Identify, in the records below, every line where the string "likes" appears, and copy each such line.

**Raw data**
......
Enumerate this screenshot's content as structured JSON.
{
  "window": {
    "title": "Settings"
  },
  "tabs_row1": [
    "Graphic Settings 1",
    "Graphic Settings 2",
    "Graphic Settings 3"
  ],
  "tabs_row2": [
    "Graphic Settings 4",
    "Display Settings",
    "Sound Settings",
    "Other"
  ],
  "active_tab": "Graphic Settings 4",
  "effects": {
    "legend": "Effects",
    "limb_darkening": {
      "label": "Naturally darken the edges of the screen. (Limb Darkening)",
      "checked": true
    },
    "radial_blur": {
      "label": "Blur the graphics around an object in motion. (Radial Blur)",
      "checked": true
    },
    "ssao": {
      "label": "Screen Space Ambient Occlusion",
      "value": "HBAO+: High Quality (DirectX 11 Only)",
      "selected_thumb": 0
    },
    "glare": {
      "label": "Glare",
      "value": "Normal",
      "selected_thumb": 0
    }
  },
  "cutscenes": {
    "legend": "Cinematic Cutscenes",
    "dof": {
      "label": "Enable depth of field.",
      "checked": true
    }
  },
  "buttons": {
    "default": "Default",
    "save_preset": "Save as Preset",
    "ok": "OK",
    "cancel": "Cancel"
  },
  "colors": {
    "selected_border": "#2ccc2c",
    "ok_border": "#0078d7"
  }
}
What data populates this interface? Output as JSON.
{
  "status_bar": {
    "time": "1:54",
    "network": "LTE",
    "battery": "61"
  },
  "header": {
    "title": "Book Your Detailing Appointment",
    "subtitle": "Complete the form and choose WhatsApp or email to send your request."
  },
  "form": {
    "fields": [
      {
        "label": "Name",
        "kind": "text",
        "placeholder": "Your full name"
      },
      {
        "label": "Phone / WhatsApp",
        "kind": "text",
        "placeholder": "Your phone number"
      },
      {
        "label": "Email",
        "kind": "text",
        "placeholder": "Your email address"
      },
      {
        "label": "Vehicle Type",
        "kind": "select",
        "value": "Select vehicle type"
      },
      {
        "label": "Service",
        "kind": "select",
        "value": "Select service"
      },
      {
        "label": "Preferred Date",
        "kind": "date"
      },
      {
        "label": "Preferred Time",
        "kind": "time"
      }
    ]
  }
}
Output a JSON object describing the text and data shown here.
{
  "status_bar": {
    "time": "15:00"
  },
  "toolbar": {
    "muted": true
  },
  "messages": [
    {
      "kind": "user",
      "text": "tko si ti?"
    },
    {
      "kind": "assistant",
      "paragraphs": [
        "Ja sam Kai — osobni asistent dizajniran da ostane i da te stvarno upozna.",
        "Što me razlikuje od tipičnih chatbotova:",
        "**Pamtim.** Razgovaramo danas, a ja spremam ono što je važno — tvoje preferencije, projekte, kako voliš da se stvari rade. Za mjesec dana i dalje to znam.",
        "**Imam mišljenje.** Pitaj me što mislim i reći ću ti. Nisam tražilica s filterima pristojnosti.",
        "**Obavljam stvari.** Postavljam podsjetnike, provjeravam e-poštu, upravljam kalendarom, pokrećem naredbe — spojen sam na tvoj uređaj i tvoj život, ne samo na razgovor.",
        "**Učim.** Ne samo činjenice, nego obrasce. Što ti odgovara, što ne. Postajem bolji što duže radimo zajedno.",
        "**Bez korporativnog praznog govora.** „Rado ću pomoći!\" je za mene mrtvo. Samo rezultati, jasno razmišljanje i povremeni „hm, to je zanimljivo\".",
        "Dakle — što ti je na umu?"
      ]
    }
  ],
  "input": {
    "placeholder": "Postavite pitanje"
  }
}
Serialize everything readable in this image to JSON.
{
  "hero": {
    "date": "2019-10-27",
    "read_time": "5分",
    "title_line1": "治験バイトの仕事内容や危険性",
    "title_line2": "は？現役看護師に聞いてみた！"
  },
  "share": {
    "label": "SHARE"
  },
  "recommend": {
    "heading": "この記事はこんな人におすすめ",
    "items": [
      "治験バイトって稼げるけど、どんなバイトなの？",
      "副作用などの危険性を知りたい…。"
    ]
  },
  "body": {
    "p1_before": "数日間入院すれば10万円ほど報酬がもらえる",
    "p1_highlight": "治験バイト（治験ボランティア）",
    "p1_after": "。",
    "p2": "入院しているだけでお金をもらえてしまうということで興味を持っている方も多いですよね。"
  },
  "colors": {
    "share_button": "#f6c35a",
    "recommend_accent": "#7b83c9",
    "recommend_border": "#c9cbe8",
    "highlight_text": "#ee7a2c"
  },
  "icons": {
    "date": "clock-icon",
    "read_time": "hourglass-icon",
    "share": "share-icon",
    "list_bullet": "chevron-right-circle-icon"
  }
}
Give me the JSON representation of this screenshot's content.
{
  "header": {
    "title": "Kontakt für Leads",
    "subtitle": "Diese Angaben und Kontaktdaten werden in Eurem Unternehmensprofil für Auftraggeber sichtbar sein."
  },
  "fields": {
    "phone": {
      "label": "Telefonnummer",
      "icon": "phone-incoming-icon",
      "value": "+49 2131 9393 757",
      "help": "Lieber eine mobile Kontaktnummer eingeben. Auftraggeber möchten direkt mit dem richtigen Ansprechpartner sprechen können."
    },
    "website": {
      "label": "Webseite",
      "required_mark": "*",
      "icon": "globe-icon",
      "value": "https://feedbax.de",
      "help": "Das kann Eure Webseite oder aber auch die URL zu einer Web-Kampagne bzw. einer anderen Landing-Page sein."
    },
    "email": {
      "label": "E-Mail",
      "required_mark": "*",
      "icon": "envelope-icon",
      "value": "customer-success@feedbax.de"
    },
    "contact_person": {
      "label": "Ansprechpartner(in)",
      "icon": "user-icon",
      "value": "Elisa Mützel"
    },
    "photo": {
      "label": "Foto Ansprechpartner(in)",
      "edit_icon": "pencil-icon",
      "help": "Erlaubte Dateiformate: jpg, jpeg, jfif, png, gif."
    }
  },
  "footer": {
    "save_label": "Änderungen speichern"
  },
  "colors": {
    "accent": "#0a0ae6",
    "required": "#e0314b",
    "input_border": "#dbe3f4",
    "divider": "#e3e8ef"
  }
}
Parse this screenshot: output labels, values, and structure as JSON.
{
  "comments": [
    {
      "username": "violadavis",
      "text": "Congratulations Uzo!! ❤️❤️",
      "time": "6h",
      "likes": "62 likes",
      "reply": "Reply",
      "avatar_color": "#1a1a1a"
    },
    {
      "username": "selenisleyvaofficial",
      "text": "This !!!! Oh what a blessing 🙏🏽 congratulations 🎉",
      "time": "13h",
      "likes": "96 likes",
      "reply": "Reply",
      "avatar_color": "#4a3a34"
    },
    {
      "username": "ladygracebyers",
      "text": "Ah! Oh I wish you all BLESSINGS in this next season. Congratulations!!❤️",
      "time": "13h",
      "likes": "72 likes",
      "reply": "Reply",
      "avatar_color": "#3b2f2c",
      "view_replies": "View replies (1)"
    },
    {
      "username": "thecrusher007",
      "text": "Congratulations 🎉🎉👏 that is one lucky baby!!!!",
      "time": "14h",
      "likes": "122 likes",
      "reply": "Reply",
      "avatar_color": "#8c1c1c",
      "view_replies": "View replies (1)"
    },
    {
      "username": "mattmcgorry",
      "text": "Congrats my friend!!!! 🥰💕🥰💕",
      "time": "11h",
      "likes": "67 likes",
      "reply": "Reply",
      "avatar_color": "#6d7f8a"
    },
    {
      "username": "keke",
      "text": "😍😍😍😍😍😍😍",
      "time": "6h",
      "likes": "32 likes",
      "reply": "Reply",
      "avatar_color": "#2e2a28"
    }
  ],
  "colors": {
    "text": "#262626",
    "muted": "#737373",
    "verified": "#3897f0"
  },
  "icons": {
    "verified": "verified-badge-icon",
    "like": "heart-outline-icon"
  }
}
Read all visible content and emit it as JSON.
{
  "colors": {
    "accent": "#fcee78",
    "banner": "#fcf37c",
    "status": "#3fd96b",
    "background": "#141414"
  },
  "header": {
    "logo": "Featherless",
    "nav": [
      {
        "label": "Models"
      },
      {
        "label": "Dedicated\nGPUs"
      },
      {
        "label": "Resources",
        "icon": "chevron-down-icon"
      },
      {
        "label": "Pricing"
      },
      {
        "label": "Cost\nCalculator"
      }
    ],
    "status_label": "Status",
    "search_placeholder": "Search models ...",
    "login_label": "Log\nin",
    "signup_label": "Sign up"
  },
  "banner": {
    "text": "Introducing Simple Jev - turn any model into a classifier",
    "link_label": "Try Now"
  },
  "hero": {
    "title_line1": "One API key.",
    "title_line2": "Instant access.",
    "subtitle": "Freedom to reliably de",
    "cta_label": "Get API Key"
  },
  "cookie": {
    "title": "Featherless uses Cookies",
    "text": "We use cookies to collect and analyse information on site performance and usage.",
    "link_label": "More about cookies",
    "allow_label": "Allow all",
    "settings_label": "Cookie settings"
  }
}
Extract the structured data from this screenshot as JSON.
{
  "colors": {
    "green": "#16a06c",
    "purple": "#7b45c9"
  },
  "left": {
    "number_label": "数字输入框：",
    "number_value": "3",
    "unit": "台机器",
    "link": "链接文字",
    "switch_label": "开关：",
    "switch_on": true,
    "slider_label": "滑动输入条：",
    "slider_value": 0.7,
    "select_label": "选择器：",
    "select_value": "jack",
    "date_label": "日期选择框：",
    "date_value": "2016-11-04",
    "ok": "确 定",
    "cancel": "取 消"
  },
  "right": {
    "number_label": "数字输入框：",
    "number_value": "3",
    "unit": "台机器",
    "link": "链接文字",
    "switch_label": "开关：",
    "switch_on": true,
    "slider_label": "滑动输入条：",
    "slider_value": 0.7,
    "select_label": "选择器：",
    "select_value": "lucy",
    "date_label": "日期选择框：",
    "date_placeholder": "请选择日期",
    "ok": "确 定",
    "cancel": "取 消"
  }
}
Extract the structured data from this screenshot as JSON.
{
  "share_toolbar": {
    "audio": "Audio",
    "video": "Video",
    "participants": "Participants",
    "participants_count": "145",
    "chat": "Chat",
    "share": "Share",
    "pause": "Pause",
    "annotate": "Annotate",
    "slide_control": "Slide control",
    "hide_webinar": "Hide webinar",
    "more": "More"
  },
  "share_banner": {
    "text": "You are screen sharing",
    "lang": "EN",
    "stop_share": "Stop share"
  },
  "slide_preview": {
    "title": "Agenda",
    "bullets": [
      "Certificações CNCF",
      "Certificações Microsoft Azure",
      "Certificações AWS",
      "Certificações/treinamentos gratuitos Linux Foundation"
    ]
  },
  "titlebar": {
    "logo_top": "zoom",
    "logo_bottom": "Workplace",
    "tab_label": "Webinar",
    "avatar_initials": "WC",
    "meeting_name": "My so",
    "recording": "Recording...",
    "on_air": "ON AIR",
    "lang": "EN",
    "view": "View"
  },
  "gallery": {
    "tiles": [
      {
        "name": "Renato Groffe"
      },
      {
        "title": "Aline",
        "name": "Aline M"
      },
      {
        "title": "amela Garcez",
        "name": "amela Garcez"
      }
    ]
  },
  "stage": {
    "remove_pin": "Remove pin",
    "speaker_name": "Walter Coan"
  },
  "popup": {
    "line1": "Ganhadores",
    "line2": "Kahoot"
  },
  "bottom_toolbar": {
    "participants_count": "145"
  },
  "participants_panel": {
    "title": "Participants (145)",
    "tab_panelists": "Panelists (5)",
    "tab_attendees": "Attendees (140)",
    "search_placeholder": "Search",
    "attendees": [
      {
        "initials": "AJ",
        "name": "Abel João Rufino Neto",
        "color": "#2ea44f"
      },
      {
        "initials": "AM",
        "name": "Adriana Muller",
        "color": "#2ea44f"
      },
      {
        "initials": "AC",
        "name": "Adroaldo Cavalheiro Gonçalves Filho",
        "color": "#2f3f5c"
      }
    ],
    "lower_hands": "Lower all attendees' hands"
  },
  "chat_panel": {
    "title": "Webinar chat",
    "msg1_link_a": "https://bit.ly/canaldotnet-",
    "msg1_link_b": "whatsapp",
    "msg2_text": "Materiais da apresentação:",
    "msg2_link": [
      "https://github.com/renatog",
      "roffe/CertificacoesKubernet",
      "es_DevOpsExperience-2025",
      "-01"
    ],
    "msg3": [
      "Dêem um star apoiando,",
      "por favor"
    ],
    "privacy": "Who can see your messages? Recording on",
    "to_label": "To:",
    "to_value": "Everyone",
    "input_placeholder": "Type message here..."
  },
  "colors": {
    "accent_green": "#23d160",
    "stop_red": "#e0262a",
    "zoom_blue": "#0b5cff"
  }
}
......
**Reply**
      "likes": "62 likes",
      "likes": "96 likes",
      "likes": "72 likes",
      "likes": "122 likes",
      "likes": "67 likes",
      "likes": "32 likes",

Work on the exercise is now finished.